RECORDED INFORMATION section start

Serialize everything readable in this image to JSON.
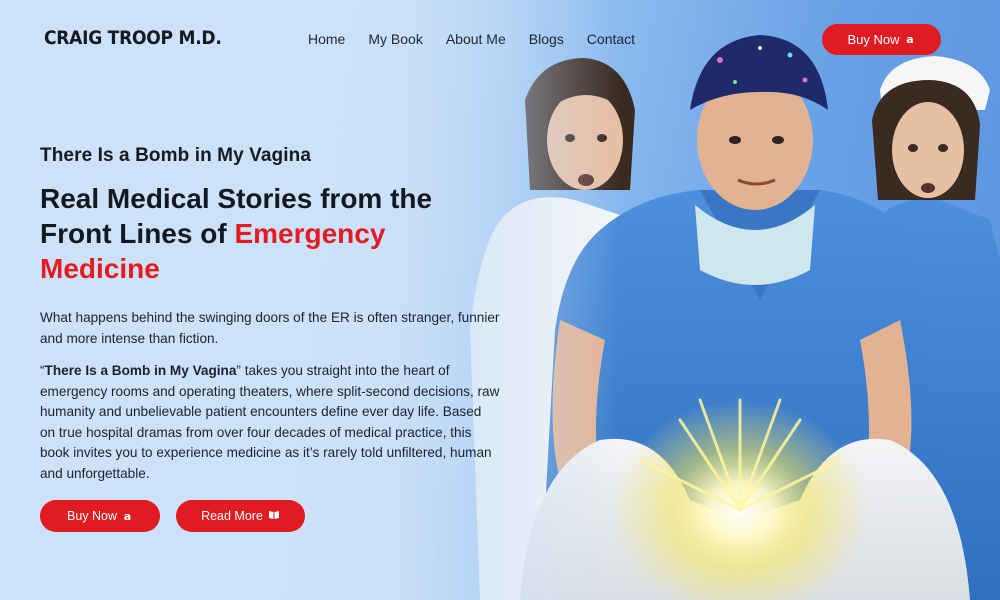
{
  "header": {
    "logo": "CRAIG TROOP M.D.",
    "nav": [
      "Home",
      "My Book",
      "About Me",
      "Blogs",
      "Contact"
    ],
    "buy_label": "Buy Now"
  },
  "hero": {
    "kicker": "There Is a Bomb in My Vagina",
    "headline_part1": "Real Medical Stories from the Front Lines of ",
    "headline_accent": "Emergency Medicine",
    "para1": "What happens behind the swinging doors of the ER is often stranger, funnier and more intense than fiction.",
    "para2_open_quote": "“",
    "para2_bold": "There Is a Bomb in My Vagina",
    "para2_rest": "” takes you straight into the heart of emergency rooms and operating theaters, where split-second decisions, raw humanity and unbelievable patient encounters define ever day life. Based on true hospital dramas from over four decades of medical practice, this book invites you to experience medicine as it’s rarely told unfiltered, human and unforgettable.",
    "buy_label": "Buy Now",
    "read_label": "Read More"
  },
  "icons": {
    "amazon": "amazon-icon",
    "book": "book-icon"
  },
  "colors": {
    "accent": "#e11b22",
    "scrub_blue": "#3f7fce",
    "background": "#bcd8f5"
  }
}
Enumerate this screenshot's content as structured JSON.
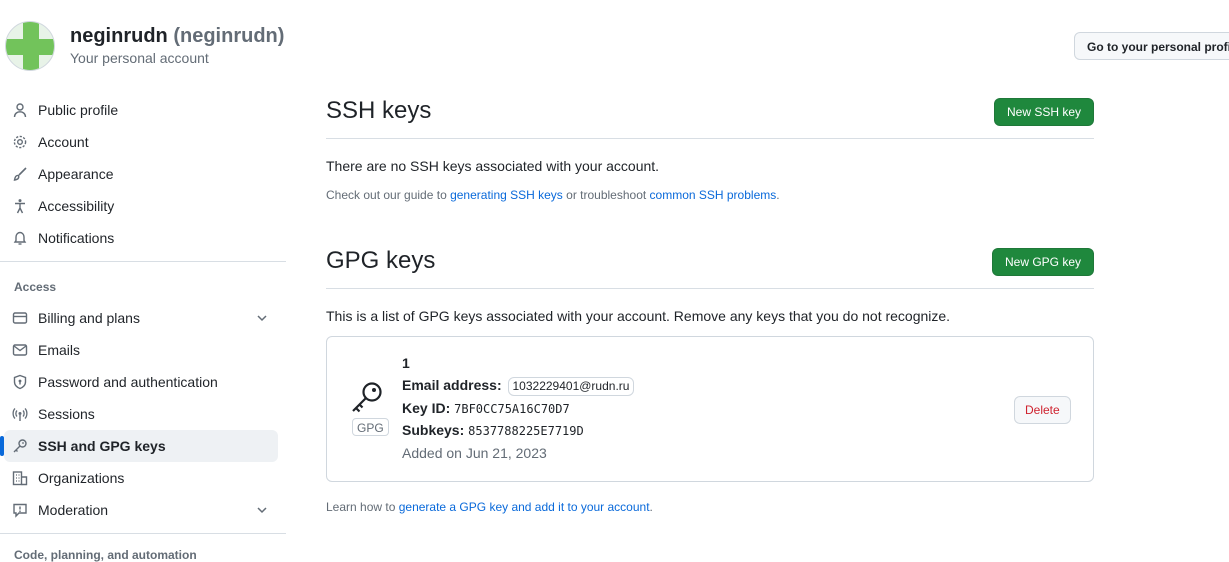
{
  "header": {
    "display_name": "neginrudn",
    "login": "(neginrudn)",
    "subtitle": "Your personal account",
    "profile_button": "Go to your personal profile"
  },
  "sidebar": {
    "items": [
      {
        "label": "Public profile",
        "icon": "person-icon"
      },
      {
        "label": "Account",
        "icon": "gear-icon"
      },
      {
        "label": "Appearance",
        "icon": "paintbrush-icon"
      },
      {
        "label": "Accessibility",
        "icon": "accessibility-icon"
      },
      {
        "label": "Notifications",
        "icon": "bell-icon"
      }
    ],
    "access_label": "Access",
    "access_items": [
      {
        "label": "Billing and plans",
        "icon": "credit-card-icon",
        "expandable": true
      },
      {
        "label": "Emails",
        "icon": "mail-icon"
      },
      {
        "label": "Password and authentication",
        "icon": "shield-lock-icon"
      },
      {
        "label": "Sessions",
        "icon": "broadcast-icon"
      },
      {
        "label": "SSH and GPG keys",
        "icon": "key-icon",
        "active": true
      },
      {
        "label": "Organizations",
        "icon": "organization-icon"
      },
      {
        "label": "Moderation",
        "icon": "report-icon",
        "expandable": true
      }
    ],
    "next_group_label": "Code, planning, and automation"
  },
  "ssh": {
    "title": "SSH keys",
    "new_button": "New SSH key",
    "empty_text": "There are no SSH keys associated with your account.",
    "guide_prefix": "Check out our guide to ",
    "guide_link": "generating SSH keys",
    "guide_middle": " or troubleshoot ",
    "guide_link2": "common SSH problems",
    "guide_suffix": "."
  },
  "gpg": {
    "title": "GPG keys",
    "new_button": "New GPG key",
    "intro": "This is a list of GPG keys associated with your account. Remove any keys that you do not recognize.",
    "key": {
      "name": "1",
      "badge": "GPG",
      "email_label": "Email address:",
      "email": "1032229401@rudn.ru",
      "keyid_label": "Key ID:",
      "keyid": "7BF0CC75A16C70D7",
      "subkeys_label": "Subkeys:",
      "subkeys": "8537788225E7719D",
      "added": "Added on Jun 21, 2023",
      "delete_button": "Delete"
    },
    "learn_prefix": "Learn how to ",
    "learn_link": "generate a GPG key and add it to your account",
    "learn_suffix": "."
  },
  "colors": {
    "accent": "#0969da",
    "primary_button": "#1f883d",
    "danger": "#cf222e",
    "muted": "#636c76"
  }
}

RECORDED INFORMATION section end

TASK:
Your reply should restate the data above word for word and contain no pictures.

RESULT FOR THIS EXERCISE:
Serialize everything readable in this image to JSON.
{
  "header": {
    "logo": "CRAIG TROOP M.D.",
    "nav": [
      "Home",
      "My Book",
      "About Me",
      "Blogs",
      "Contact"
    ],
    "buy_label": "Buy Now"
  },
  "hero": {
    "kicker": "There Is a Bomb in My Vagina",
    "headline_part1": "Real Medical Stories from the Front Lines of ",
    "headline_accent": "Emergency Medicine",
    "para1": "What happens behind the swinging doors of the ER is often stranger, funnier and more intense than fiction.",
    "para2_open_quote": "“",
    "para2_bold": "There Is a Bomb in My Vagina",
    "para2_rest": "” takes you straight into the heart of emergency rooms and operating theaters, where split-second decisions, raw humanity and unbelievable patient encounters define ever day life. Based on true hospital dramas from over four decades of medical practice, this book invites you to experience medicine as it’s rarely told unfiltered, human and unforgettable.",
    "buy_label": "Buy Now",
    "read_label": "Read More"
  },
  "icons": {
    "amazon": "amazon-icon",
    "book": "book-icon"
  },
  "colors": {
    "accent": "#e11b22",
    "scrub_blue": "#3f7fce",
    "background": "#bcd8f5"
  }
}
Enumerate this screenshot's content as structured JSON.
{
  "header": {
    "display_name": "neginrudn",
    "login": "(neginrudn)",
    "subtitle": "Your personal account",
    "profile_button": "Go to your personal profile"
  },
  "sidebar": {
    "items": [
      {
        "label": "Public profile",
        "icon": "person-icon"
      },
      {
        "label": "Account",
        "icon": "gear-icon"
      },
      {
        "label": "Appearance",
        "icon": "paintbrush-icon"
      },
      {
        "label": "Accessibility",
        "icon": "accessibility-icon"
      },
      {
        "label": "Notifications",
        "icon": "bell-icon"
      }
    ],
    "access_label": "Access",
    "access_items": [
      {
        "label": "Billing and plans",
        "icon": "credit-card-icon",
        "expandable": true
      },
      {
        "label": "Emails",
        "icon": "mail-icon"
      },
      {
        "label": "Password and authentication",
        "icon": "shield-lock-icon"
      },
      {
        "label": "Sessions",
        "icon": "broadcast-icon"
      },
      {
        "label": "SSH and GPG keys",
        "icon": "key-icon",
        "active": true
      },
      {
        "label": "Organizations",
        "icon": "organization-icon"
      },
      {
        "label": "Moderation",
        "icon": "report-icon",
        "expandable": true
      }
    ],
    "next_group_label": "Code, planning, and automation"
  },
  "ssh": {
    "title": "SSH keys",
    "new_button": "New SSH key",
    "empty_text": "There are no SSH keys associated with your account.",
    "guide_prefix": "Check out our guide to ",
    "guide_link": "generating SSH keys",
    "guide_middle": " or troubleshoot ",
    "guide_link2": "common SSH problems",
    "guide_suffix": "."
  },
  "gpg": {
    "title": "GPG keys",
    "new_button": "New GPG key",
    "intro": "This is a list of GPG keys associated with your account. Remove any keys that you do not recognize.",
    "key": {
      "name": "1",
      "badge": "GPG",
      "email_label": "Email address:",
      "email": "1032229401@rudn.ru",
      "keyid_label": "Key ID:",
      "keyid": "7BF0CC75A16C70D7",
      "subkeys_label": "Subkeys:",
      "subkeys": "8537788225E7719D",
      "added": "Added on Jun 21, 2023",
      "delete_button": "Delete"
    },
    "learn_prefix": "Learn how to ",
    "learn_link": "generate a GPG key and add it to your account",
    "learn_suffix": "."
  },
  "colors": {
    "accent": "#0969da",
    "primary_button": "#1f883d",
    "danger": "#cf222e",
    "muted": "#636c76"
  }
}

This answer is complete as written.